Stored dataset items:
+-------+
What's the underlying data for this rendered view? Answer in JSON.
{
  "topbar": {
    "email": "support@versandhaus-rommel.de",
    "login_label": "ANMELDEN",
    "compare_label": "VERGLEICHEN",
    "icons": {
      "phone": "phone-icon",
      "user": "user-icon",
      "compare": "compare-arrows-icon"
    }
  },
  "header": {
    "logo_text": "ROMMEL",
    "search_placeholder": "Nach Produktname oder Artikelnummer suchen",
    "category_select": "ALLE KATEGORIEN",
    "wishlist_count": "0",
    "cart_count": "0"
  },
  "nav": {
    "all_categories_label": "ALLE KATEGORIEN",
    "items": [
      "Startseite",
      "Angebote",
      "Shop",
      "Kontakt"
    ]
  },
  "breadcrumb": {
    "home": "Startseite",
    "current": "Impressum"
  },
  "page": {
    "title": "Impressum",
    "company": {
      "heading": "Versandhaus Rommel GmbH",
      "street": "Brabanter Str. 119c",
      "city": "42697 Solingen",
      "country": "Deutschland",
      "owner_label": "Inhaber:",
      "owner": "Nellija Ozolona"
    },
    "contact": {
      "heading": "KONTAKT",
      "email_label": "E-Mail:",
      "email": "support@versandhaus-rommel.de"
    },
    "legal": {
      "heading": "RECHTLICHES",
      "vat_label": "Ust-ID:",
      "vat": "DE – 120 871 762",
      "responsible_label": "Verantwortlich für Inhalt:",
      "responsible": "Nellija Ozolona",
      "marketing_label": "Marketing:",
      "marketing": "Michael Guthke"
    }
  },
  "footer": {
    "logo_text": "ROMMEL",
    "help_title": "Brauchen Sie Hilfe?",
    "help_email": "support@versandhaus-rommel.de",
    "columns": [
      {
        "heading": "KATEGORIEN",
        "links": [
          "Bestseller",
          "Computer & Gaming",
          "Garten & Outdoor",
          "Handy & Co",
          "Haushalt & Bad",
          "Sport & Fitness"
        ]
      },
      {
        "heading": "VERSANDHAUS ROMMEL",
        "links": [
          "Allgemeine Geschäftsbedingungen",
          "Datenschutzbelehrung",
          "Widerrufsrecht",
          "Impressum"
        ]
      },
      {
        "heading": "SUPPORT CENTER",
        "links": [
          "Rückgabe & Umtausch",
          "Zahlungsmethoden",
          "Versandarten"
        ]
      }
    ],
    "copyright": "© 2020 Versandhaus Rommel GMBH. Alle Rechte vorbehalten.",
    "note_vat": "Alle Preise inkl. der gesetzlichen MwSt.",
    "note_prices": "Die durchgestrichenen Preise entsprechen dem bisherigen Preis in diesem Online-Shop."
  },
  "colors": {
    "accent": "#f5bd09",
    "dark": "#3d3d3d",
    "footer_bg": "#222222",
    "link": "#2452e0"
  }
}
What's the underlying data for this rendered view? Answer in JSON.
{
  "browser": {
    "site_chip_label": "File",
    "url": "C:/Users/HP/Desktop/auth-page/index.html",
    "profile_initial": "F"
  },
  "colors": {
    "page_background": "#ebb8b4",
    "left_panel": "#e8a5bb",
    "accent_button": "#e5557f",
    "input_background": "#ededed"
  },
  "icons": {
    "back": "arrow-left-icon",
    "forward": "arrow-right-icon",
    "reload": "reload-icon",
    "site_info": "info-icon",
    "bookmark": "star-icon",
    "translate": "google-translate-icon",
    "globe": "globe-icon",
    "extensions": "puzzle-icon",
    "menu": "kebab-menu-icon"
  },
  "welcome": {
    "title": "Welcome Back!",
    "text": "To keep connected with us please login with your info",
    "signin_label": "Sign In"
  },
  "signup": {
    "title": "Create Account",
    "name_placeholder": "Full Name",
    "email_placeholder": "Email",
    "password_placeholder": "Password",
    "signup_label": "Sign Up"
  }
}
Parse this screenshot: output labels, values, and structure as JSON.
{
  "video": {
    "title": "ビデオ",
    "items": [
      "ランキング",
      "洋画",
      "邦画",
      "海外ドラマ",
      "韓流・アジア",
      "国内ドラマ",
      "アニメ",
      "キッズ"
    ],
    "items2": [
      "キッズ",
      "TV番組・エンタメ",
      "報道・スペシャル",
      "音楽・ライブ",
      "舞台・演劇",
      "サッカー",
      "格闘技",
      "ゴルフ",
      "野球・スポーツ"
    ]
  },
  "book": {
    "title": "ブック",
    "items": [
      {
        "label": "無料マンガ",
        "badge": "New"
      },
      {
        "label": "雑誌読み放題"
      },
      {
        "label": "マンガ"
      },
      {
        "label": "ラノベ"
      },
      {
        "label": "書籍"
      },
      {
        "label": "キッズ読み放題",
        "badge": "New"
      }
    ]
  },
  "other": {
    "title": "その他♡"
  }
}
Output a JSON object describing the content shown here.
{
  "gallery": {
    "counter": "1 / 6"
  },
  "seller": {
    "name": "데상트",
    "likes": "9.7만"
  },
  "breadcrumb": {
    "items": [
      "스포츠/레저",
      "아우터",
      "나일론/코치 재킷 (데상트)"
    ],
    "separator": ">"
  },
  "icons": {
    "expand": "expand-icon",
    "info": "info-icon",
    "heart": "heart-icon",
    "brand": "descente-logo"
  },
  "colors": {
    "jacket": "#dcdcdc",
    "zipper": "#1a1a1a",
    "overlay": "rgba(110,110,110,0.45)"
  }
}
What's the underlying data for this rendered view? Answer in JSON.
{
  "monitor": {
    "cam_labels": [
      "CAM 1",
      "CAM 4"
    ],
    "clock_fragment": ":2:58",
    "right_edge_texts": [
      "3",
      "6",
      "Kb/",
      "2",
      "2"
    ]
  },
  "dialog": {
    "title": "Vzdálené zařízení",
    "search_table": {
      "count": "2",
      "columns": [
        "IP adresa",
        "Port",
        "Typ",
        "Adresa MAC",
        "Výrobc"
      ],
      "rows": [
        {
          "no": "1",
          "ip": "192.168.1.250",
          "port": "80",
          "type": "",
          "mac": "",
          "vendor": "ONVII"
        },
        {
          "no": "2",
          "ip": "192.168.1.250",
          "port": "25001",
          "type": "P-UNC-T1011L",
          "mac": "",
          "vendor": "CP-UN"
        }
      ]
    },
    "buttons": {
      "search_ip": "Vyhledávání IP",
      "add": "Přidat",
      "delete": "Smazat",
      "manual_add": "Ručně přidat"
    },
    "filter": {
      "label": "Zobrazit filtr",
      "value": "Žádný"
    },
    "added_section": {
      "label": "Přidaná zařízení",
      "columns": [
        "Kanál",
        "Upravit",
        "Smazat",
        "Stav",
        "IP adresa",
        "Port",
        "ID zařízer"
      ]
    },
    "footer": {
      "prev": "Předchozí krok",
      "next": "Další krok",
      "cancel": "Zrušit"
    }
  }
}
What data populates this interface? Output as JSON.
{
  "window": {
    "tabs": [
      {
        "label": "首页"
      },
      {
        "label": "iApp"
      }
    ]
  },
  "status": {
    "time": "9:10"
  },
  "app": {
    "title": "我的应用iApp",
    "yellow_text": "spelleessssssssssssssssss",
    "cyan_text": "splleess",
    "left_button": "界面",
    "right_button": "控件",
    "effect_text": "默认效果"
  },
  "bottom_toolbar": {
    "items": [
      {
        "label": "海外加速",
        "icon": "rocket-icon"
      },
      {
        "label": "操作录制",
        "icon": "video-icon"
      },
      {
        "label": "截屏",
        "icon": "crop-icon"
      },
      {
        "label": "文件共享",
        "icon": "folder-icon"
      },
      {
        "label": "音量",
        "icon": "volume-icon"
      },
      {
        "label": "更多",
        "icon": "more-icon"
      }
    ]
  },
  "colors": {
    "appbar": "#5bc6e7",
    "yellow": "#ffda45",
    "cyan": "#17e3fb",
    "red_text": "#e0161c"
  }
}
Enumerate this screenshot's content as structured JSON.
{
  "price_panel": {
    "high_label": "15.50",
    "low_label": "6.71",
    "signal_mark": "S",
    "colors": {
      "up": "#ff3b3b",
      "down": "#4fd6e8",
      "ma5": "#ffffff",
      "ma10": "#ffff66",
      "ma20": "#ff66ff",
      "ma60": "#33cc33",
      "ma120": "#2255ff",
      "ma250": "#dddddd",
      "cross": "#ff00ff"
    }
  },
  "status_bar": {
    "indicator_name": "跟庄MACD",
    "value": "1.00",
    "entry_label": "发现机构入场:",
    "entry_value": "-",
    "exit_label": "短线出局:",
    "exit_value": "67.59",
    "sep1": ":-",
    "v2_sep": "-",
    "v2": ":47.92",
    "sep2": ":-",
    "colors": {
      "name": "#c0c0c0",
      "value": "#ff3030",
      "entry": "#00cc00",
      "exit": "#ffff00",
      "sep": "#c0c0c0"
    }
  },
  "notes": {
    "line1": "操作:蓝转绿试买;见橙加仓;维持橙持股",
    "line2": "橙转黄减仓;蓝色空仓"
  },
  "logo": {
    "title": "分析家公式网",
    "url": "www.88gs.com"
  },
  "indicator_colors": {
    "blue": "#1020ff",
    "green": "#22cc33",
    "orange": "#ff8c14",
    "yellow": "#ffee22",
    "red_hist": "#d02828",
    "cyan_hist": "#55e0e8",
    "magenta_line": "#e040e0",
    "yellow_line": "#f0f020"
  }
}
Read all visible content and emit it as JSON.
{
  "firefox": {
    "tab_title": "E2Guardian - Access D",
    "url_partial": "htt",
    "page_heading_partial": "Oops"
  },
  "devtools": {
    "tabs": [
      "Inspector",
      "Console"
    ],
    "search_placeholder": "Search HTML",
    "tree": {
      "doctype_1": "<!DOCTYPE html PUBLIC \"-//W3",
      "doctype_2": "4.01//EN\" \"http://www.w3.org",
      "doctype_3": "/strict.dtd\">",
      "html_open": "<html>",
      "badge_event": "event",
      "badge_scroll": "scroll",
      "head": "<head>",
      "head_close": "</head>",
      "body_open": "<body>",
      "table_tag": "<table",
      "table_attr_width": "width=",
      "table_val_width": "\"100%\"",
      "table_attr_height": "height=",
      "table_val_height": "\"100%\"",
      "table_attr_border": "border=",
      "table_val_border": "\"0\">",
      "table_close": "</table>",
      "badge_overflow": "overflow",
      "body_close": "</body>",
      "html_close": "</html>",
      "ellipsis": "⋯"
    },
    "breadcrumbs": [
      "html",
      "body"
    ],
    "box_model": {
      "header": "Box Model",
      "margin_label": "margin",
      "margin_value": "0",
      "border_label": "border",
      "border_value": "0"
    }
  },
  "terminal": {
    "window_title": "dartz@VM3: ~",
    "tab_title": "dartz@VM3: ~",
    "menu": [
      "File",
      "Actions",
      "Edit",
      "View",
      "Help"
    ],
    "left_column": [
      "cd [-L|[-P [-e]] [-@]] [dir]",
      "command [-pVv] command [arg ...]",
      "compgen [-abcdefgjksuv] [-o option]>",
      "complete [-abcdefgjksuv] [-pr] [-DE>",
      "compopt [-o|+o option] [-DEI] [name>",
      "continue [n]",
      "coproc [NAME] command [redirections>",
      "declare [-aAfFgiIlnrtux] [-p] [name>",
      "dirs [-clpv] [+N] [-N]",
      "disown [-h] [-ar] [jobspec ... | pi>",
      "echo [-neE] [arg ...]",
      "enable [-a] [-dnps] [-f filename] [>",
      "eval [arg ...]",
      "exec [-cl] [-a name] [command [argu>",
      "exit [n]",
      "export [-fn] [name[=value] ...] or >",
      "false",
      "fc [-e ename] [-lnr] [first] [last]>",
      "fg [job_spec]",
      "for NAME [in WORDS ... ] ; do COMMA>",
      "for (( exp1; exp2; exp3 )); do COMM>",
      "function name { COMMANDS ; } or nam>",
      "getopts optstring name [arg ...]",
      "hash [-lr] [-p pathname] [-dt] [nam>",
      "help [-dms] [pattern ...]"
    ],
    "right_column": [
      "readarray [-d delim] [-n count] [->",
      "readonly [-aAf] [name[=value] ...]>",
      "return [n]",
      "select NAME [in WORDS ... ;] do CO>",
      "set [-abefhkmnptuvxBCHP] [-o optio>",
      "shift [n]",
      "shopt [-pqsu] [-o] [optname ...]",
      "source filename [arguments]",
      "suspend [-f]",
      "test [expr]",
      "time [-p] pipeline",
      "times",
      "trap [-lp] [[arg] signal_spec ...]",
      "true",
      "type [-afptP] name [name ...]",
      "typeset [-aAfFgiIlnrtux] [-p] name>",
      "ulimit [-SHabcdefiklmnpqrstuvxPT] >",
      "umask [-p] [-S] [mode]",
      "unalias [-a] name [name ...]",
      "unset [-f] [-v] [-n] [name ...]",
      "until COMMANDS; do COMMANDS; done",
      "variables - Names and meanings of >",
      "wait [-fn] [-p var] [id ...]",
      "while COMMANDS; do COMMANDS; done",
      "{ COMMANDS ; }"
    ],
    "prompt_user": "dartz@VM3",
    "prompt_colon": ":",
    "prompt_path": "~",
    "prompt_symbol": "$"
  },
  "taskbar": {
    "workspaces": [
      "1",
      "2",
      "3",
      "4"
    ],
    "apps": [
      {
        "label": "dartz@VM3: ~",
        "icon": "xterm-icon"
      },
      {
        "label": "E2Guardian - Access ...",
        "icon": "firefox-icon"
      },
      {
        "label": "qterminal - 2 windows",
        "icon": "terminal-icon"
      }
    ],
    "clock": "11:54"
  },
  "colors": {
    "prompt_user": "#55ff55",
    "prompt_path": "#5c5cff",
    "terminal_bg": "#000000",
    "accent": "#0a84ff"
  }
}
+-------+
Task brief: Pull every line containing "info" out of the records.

The completed task:
    "site_info": "info-icon",
    "text": "To keep connected with us please login with your info",
    "info": "info-icon",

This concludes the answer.